Leading for prosperity? Be a good parent
Last week during dinner with friends, one of them made a comment on leadership in these times of crisis that felt so true. She is an amazing child-therapist and reflected that good leadership is like running a family. It’s about making people feel safe, looking after them and making sure they can bring the best version of themselves. Creating a safe family leads to resilience, growth and eventually more prosperity. Bad leadership leads to unsafe and unpredictible environments, and the chaotic turmoil that comes with it. It can be traumatizing.
Tragically, we don’t need to go out and search far and long to see how that plays out these days. And we concluded our dinner feeling glad, maybe even relieved, to be living in the Netherlands.

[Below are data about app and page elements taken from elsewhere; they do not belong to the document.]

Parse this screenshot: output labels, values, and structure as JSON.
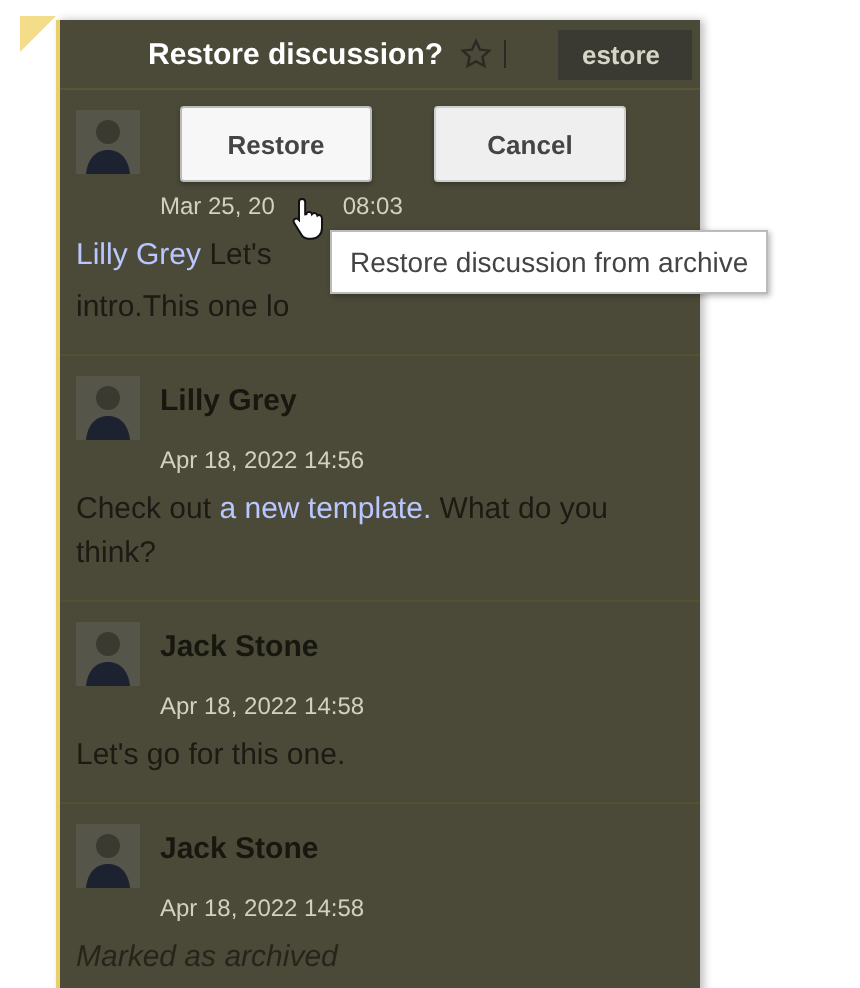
{
  "header": {
    "button": "estore"
  },
  "dialog": {
    "title": "Restore discussion?",
    "buttons": [
      {
        "label": "Restore",
        "hovered": true
      },
      {
        "label": "Cancel",
        "hovered": false
      }
    ],
    "tooltip": "Restore discussion from archive"
  },
  "messages": [
    {
      "date": "Mar 25, 20",
      "date_after_cursor": "08:03",
      "lines": [
        [
          {
            "kind": "link",
            "text": "Lilly Grey"
          },
          {
            "kind": "text",
            "text": "Let's"
          }
        ],
        [
          {
            "kind": "text",
            "text": "intro.This one lo"
          }
        ]
      ]
    },
    {
      "author": "Lilly Grey",
      "date": "Apr 18, 2022 14:56",
      "lines": [
        [
          {
            "kind": "text",
            "text": "Check out"
          },
          {
            "kind": "link",
            "text": "a new template."
          },
          {
            "kind": "text",
            "text": "What do you think?"
          }
        ]
      ]
    },
    {
      "author": "Jack Stone",
      "date": "Apr 18, 2022 14:58",
      "lines": [
        [
          {
            "kind": "text",
            "text": "Let's go for this one."
          }
        ]
      ]
    },
    {
      "author": "Jack Stone",
      "date": "Apr 18, 2022 14:58",
      "lines": [
        [
          {
            "kind": "note",
            "text": "Marked as archived"
          }
        ]
      ]
    }
  ]
}
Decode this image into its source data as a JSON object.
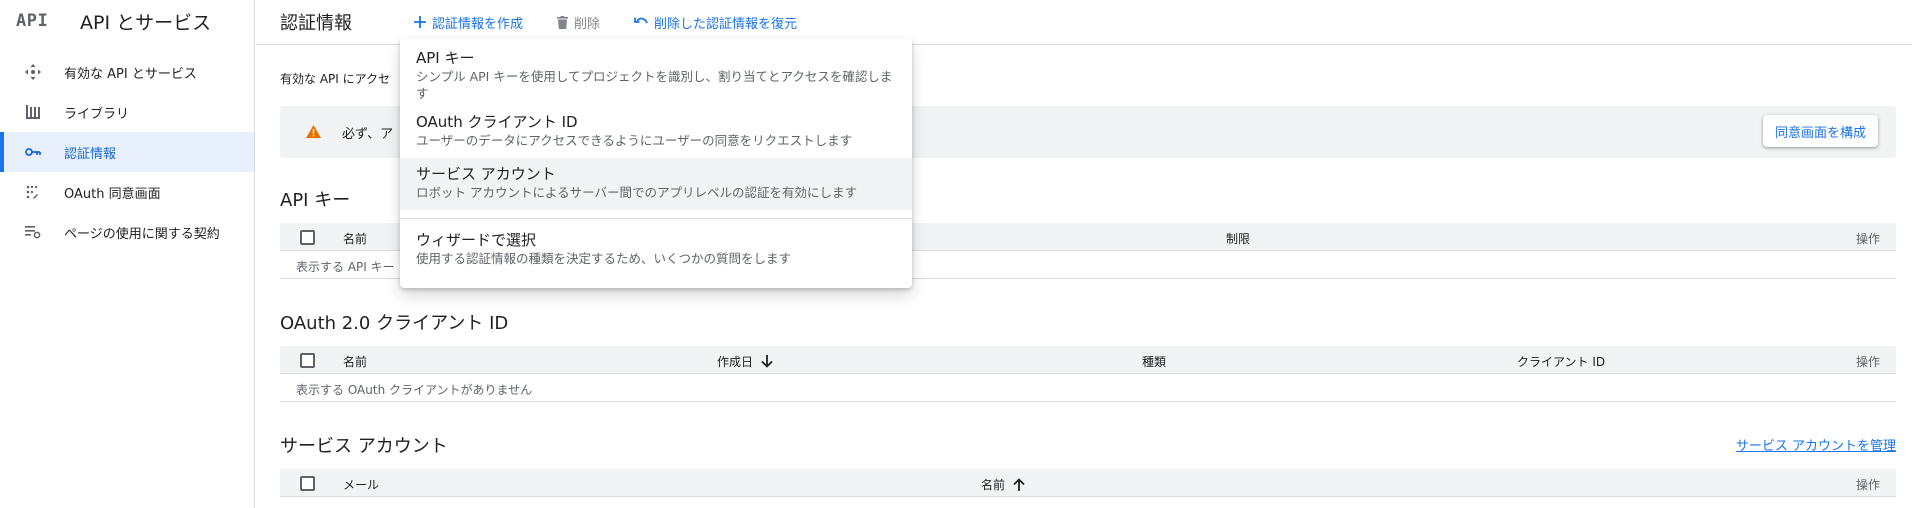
{
  "sidebar": {
    "logo": "API",
    "title": "API とサービス",
    "items": [
      {
        "label": "有効な API とサービス",
        "icon": "apis-icon"
      },
      {
        "label": "ライブラリ",
        "icon": "library-icon"
      },
      {
        "label": "認証情報",
        "icon": "key-icon"
      },
      {
        "label": "OAuth 同意画面",
        "icon": "consent-icon"
      },
      {
        "label": "ページの使用に関する契約",
        "icon": "settings-list-icon"
      }
    ],
    "active_index": 2
  },
  "topbar": {
    "title": "認証情報",
    "create_label": "認証情報を作成",
    "delete_label": "削除",
    "restore_label": "削除した認証情報を復元"
  },
  "main": {
    "intro_text": "有効な API にアクセ",
    "warning": {
      "text": "必ず、ア",
      "button_label": "同意画面を構成"
    },
    "api_keys": {
      "title": "API キー",
      "columns": [
        "名前",
        "制限",
        "操作"
      ],
      "empty_text": "表示する API キー"
    },
    "oauth_clients": {
      "title": "OAuth 2.0 クライアント ID",
      "columns": [
        "名前",
        "作成日",
        "種類",
        "クライアント ID",
        "操作"
      ],
      "empty_text": "表示する OAuth クライアントがありません"
    },
    "service_accounts": {
      "title": "サービス アカウント",
      "manage_link": "サービス アカウントを管理",
      "columns": [
        "メール",
        "名前",
        "操作"
      ]
    }
  },
  "dropdown": {
    "items": [
      {
        "label": "API キー",
        "description": "シンプル API キーを使用してプロジェクトを識別し、割り当てとアクセスを確認します"
      },
      {
        "label": "OAuth クライアント ID",
        "description": "ユーザーのデータにアクセスできるようにユーザーの同意をリクエストします"
      },
      {
        "label": "サービス アカウント",
        "description": "ロボット アカウントによるサーバー間でのアプリレベルの認証を有効にします"
      },
      {
        "label": "ウィザードで選択",
        "description": "使用する認証情報の種類を決定するため、いくつかの質問をします"
      }
    ],
    "hovered_index": 2
  },
  "colors": {
    "accent": "#1a73e8",
    "active_bg": "#e8f0fe",
    "warning": "#e37400",
    "header_bg": "#f1f3f4"
  }
}
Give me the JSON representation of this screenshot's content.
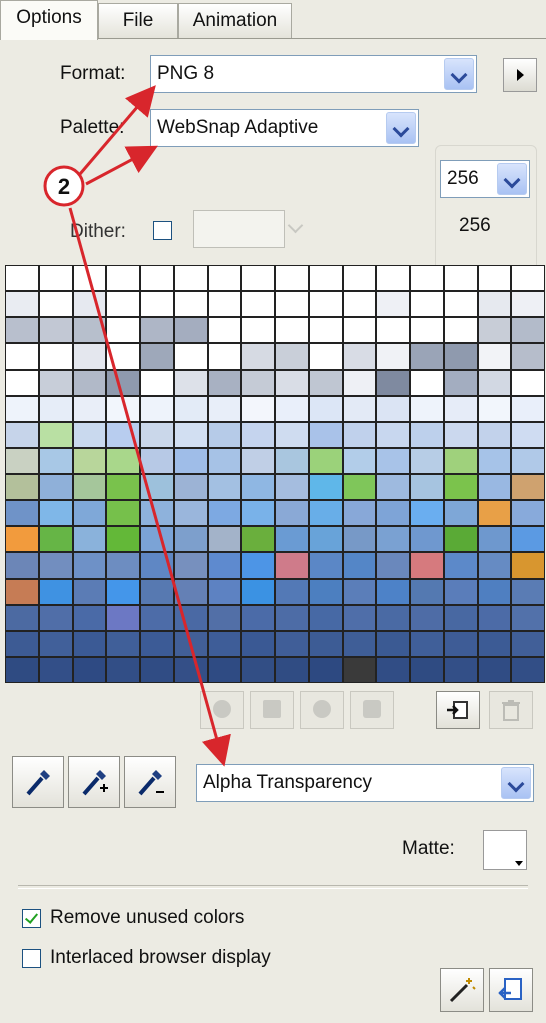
{
  "tabs": [
    {
      "label": "Options",
      "active": true
    },
    {
      "label": "File",
      "active": false
    },
    {
      "label": "Animation",
      "active": false
    }
  ],
  "format": {
    "label": "Format:",
    "value": "PNG 8"
  },
  "palette": {
    "label": "Palette:",
    "value": "WebSnap Adaptive"
  },
  "colors": {
    "max_value": "256",
    "count": "256"
  },
  "dither": {
    "label": "Dither:",
    "checked": false
  },
  "transparency": {
    "value": "Alpha Transparency"
  },
  "matte": {
    "label": "Matte:"
  },
  "options": {
    "remove_unused": {
      "label": "Remove unused colors",
      "checked": true
    },
    "interlaced": {
      "label": "Interlaced browser display",
      "checked": false
    }
  },
  "callout": {
    "number": "2",
    "color": "#d8262c"
  },
  "palette_rows": [
    [
      "#ffffff",
      "#ffffff",
      "#ffffff",
      "#ffffff",
      "#ffffff",
      "#ffffff",
      "#ffffff",
      "#ffffff",
      "#ffffff",
      "#ffffff",
      "#ffffff",
      "#ffffff",
      "#ffffff",
      "#ffffff",
      "#ffffff",
      "#ffffff"
    ],
    [
      "#e9ecf2",
      "#ffffff",
      "#e6e9f0",
      "#ffffff",
      "#ffffff",
      "#ffffff",
      "#ffffff",
      "#ffffff",
      "#ffffff",
      "#ffffff",
      "#ffffff",
      "#eef0f5",
      "#ffffff",
      "#ffffff",
      "#e6e9ef",
      "#eef0f5"
    ],
    [
      "#b8bfcd",
      "#c2c8d4",
      "#b7bfcc",
      "#ffffff",
      "#aeb6c6",
      "#a4adbf",
      "#ffffff",
      "#ffffff",
      "#ffffff",
      "#ffffff",
      "#ffffff",
      "#ffffff",
      "#ffffff",
      "#ffffff",
      "#c8cdd7",
      "#b3bbca"
    ],
    [
      "#ffffff",
      "#ffffff",
      "#e4e7ee",
      "#ffffff",
      "#9ea8ba",
      "#ffffff",
      "#ffffff",
      "#d6dae3",
      "#c9cfd9",
      "#ffffff",
      "#d8dce5",
      "#f0f2f6",
      "#9aa4b7",
      "#8f9aae",
      "#f2f3f7",
      "#b6bdcb"
    ],
    [
      "#ffffff",
      "#c8ced9",
      "#b1b9c8",
      "#8f9aae",
      "#ffffff",
      "#dde1e9",
      "#a8b1c2",
      "#c5cbd6",
      "#d9dde6",
      "#bfc6d2",
      "#eef0f5",
      "#7f8aa0",
      "#ffffff",
      "#a3adc0",
      "#d2d8e3",
      "#ffffff"
    ],
    [
      "#eef3fb",
      "#e6edf8",
      "#e9eef8",
      "#f2f6fc",
      "#eef3fb",
      "#e3ebf7",
      "#e8eef9",
      "#f3f6fc",
      "#e9effa",
      "#dce6f6",
      "#e3eaf6",
      "#dbe4f4",
      "#eef3fb",
      "#e6ecf8",
      "#f2f6fc",
      "#e9effa"
    ],
    [
      "#c6d4ea",
      "#b9e0a3",
      "#c9d9ee",
      "#b8cdef",
      "#cad7ea",
      "#d2dff2",
      "#b6cbe8",
      "#c5d4ee",
      "#cfdcf0",
      "#a9c2e9",
      "#c0d1ec",
      "#c8d7ef",
      "#bdd0ec",
      "#cbd8ee",
      "#c2d2eb",
      "#cfdcf2"
    ],
    [
      "#c9d1c2",
      "#a8c8e6",
      "#b8d69b",
      "#a9d78b",
      "#b7c9e6",
      "#9fbde8",
      "#a6c2e6",
      "#c0cfe6",
      "#a9c6df",
      "#9bd27a",
      "#b2cde9",
      "#a8c3e8",
      "#b7cde6",
      "#9fd17c",
      "#a6c3e8",
      "#b0c9e8"
    ],
    [
      "#b3c09b",
      "#8fb0d9",
      "#a5c69b",
      "#79c24c",
      "#9dc1dc",
      "#9cb3d5",
      "#a3c0e2",
      "#8fb7e3",
      "#a5bddf",
      "#5fb7e9",
      "#7fc65a",
      "#9ebadf",
      "#a6c4e0",
      "#7bc34c",
      "#99b8e2",
      "#cfa26f"
    ],
    [
      "#6f93c8",
      "#7fb7e8",
      "#7fa8d8",
      "#76c04b",
      "#8eb2dc",
      "#9ab6dc",
      "#7da9e2",
      "#79b2e9",
      "#8aa9d6",
      "#68aee8",
      "#88a8d8",
      "#7ea4d7",
      "#6aaef0",
      "#7ea7d7",
      "#e8a047",
      "#88aadb"
    ],
    [
      "#f29b3d",
      "#66b546",
      "#8ab2db",
      "#63b838",
      "#7ba3d6",
      "#7d9fcc",
      "#a3b3c9",
      "#6aaf3d",
      "#6a9bd3",
      "#68a3d9",
      "#7799c7",
      "#7aa1d2",
      "#6f98cf",
      "#5aaa36",
      "#6e98ce",
      "#5b9ae3"
    ],
    [
      "#6c86b7",
      "#728ebf",
      "#6e91c7",
      "#6d8dc1",
      "#5f87c4",
      "#7790be",
      "#5e8acf",
      "#4d95e6",
      "#cf7b8a",
      "#5b87c6",
      "#5486c7",
      "#6a88bc",
      "#d67a7e",
      "#5c89c9",
      "#668bc3",
      "#d8962f"
    ],
    [
      "#c67c55",
      "#3f92e2",
      "#5b7cb5",
      "#4496ea",
      "#5779b1",
      "#6480b5",
      "#5d82c2",
      "#3b92e3",
      "#5379b6",
      "#4c7fc0",
      "#5b7eb9",
      "#4d82c8",
      "#5479b1",
      "#5a7dba",
      "#4f7fc1",
      "#5a7cb4"
    ],
    [
      "#4c6aa2",
      "#506ea8",
      "#4a6aa7",
      "#6c78c4",
      "#4d6ca8",
      "#4a69a4",
      "#526fa7",
      "#4b6ba8",
      "#4d6ca6",
      "#4769a5",
      "#4f6ea9",
      "#4a6aa4",
      "#4e6ca6",
      "#4868a2",
      "#4c6ba7",
      "#5271aa"
    ],
    [
      "#3d5b94",
      "#41609a",
      "#3b5a95",
      "#405f99",
      "#3c5b96",
      "#425f97",
      "#3e5d98",
      "#3a5994",
      "#405e98",
      "#3d5c95",
      "#3f5e97",
      "#3b5a93",
      "#405f99",
      "#3e5c96",
      "#3c5b95",
      "#415f98"
    ],
    [
      "#2f4b82",
      "#334f88",
      "#2e4a83",
      "#324e86",
      "#304c84",
      "#344f87",
      "#2f4b83",
      "#324e85",
      "#304c83",
      "#2d4981",
      "#3a3a3a",
      "#314d85",
      "#2f4b82",
      "#334f87",
      "#304c84",
      "#324e86"
    ]
  ]
}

I’m not sure if trauma-informed leadership is an official, well investigated thing, yet it certainly should be. Trauma-informed leadership is about knowing what people need in order to not become traumatized and recognizing trauma-patterns if they arise. It is also about awareness of how you are impacting others around you. For years now I have been intrigued by how personalities of leaders and their coping patterns are reflected back into company cultures.
Leadership can have a big impact on our overall sense of safety. Leadership, trauma-informed or not, should be about keeping people safe first and foremost, physically and emotionally. And as logic this may sound, as hard as that is. Besides a virus running loose that impacts our sense of physical safety in ways we have forgotten, emotional safety is kind of complicated.
What we can learn from parenting
One of my take aways on leadership is the importance of clear guidelines, clarity on expectations, with a deep understanding of what people need to feel safe. This translates into transparant communication while leaving plenty of room for people to take control in their own way. Bringing out the best in them. And it takes loads of self-reflection, a willingness to learn rapidly on where you yourself are not creating a sense of safety. And it’s okay if that looks messy…
It is also about offering a sense of hope and optimism about the future. We will and are getting through this, and have already learned a great deal along the way! Creating the soil for resilience, to allow for healthy coping. Everyone in its own perfect, unique way. Call it guided empowerment. Just like a good parent would do.